Europe can hurt the Russian war machine – and help the climate at the same time. Russian president Vladimir Putin’s invasion of Ukraine has sparked a wide-ranging revamping of energy policy in Europe with a new, no-holds-barred objective: to wean the continent from Russian fossil fuels — as rapidly and comprehensively as possible — and accelerate the continent’s green energy transition. Paul Hockenos explains.
Many Central and Eastern European countries rely on Russia for more of their fossil fuel than Germany does. This is one reason why Russian president Vladimir Putin targeted Bulgaria and Poland when he announced that these two EU and NATO countries would no longer receive natural gas deliveries.

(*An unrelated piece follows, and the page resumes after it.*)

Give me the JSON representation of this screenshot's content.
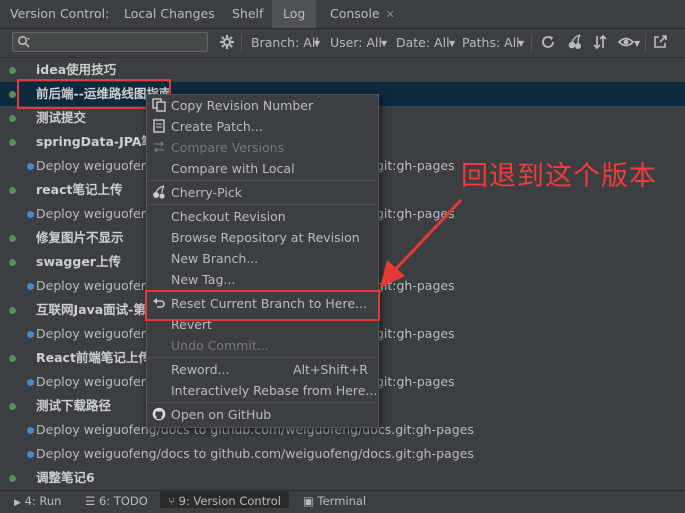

Paul Hockenos spoke with Bulgarian energy expert Radostina Primova.
The war in Ukraine reveals the consequences of Germany’s fossil fuel dependency on Putin’s regime in a brutal way. The international voices to cut these fossil ties are growing by the day. Many oil and gas producing companies – such as BP, Shell and ExxonMobil – have already pulled out of Russia. However, Germany’s largest oil and gas company, Wintershall Dea, is still reluctant to follow these examples. Andy Gheorghiu gives a brief overview about Wintershall’s history and explains how its deep-rooted ties with state-controlled Gazprom – including its Nord Stream projects partnerships and a swap-asset deal that hand-delivered Germany’s largest gas storage to Putin – have also deepened Germany’s dependence on Russia.
Energy efficiency has long been overlooked to the detriment of the larger smart energy transition. Now it’s being shortchanged to the disadvantage of besieged Ukraine. Paul Hockenos explains.
Away from coal! The need to get out of coal is now clear for everyone. But do we need instead more piped gas and LNG – liquified natural gas? Andy Gheorghiu reports
Despite the recent historic agreement between OPEC, Russian, American and other global oil producers to slash supply by the 1st of May with the hopes of bolstering prices, the United States will still suffer an “unprecedented” economic blow according to the International Energy Agency. With high production costs and deeply in debt, many U.S. producers, especially those extracting from shale fields, are bleeding cash as they try desperately to cut costs. Output is expected to shrink by more than two million barrels per day. Analysts predict waves of bankruptcies, along with thousands of job losses and steep drops in tax revenues for oil-dependent states as the fallout from a monster oil bust ripples throughout America’s already staggering economy. L. Michael Buchsbaum reviews the worsening situation.